I originally tried to do this without using any other JavaScript libraries but soon realised this was adding a lot of unnecessary and distracting script to the web page so went back to using the ever useful jQuery library to deal with the post and the updating of the results div. Surprisingly it worked on the first go.

The code (in BitBucket due to the length) uses all of the executing arbitrary code lines from the previous post but with the test now replaced with a bottle web server and a 35 line single page web app. I mixed CSS and JavaScript in with the HTML to simplify the server side code not because I recommend this or would do this in reality.

Running the code should give you an editor similar to the one below.



Micro web frameworks

If you have ever tried writing a basic web application using the wsgi & cgi modules you’ll know that you still need to do quite a bit of standard code to achieve anything useful. And as is often the case, if you are finding yourself writing standard code time and time again the chances are other people are and have already written a library, or in this case a micro web framework. The aim of a micro web framework is to allow you to do all the common jobs with a minimum of code but not to provide you will bells and whistles, like ORM, that you would find in the bigger web frameworks.

There are quite a few micro web, or non full-stack, frameworks for Python probably because the libraries that come with Python make it easier. The main ones are Bottle, CherryPy, Flask (Python 3 support requires a few dependancy updates), itty (Python 3 has a completely different port) and Fresco. If you want a slightly out-of-date slideshow type review of these see this slideshow battle.

Edit: In the 2 years since I wrote this article, Python 3 support for Flask has been resolved. While the rest of this article still stands, Flask has become the most popular micro web framework partly because its dependency on other modules makes it more powerful and partly because of the extensions that add functionality. If you use bottle to learn, moving to Flask is easy; all the principles are the same.

Probably the best one to get started with is Bottle. Installation is simply pip install bottle. This is just a single file so can be easily copied if your destination system lacks Internet access. It uses function decorators to apply the routing logic which you may not have seen before but is an elegant solution and makes the code very readable.

There is a decent tutorial page on the Bottle homepage but rather than disjointed snippets I have tried to come up a minimal example that actual does something, in this there are two pages, the default page that displays a form asking for a name and the hello page that says hello.

import bottle
boilerplate = '<html><head><title>Welcome to Bottle</title></head><body>{0}</body></html>'

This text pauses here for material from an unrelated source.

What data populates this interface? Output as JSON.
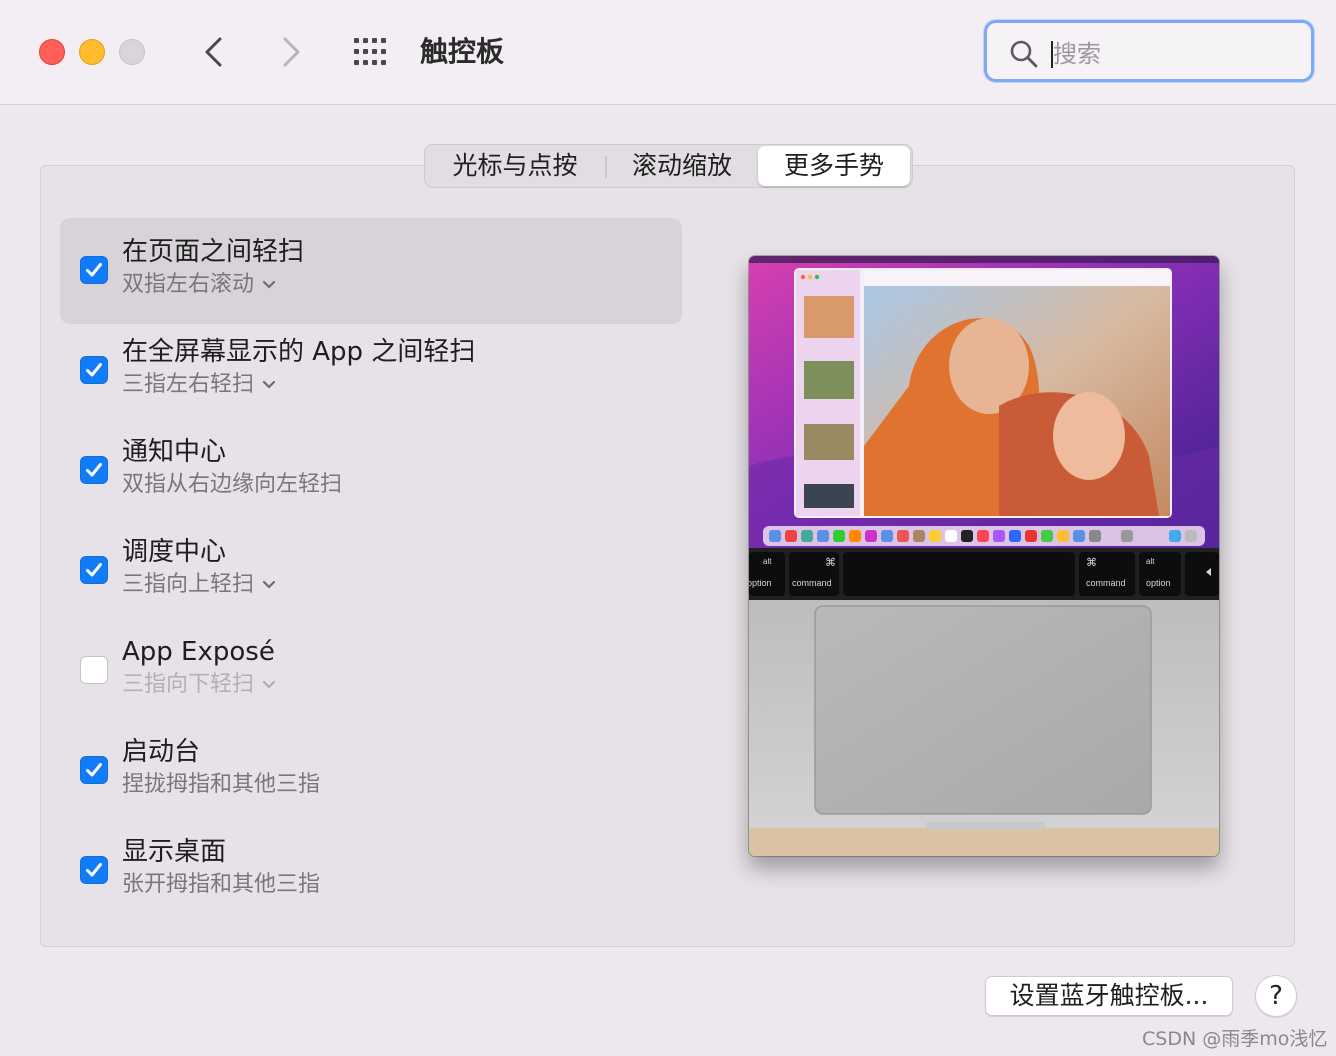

def mainpage():
    return boilerplate.format('''<form action="hello" method="POST"> Hello friend, what is your name?
                              <input type="text" name="name"></form>''')'/hello')
def greet():
    name = bottle.request.forms.get("name")
    return boilerplate.format('<p>Welcome '+name+'</p>')'localhost', port=8082,debug=True)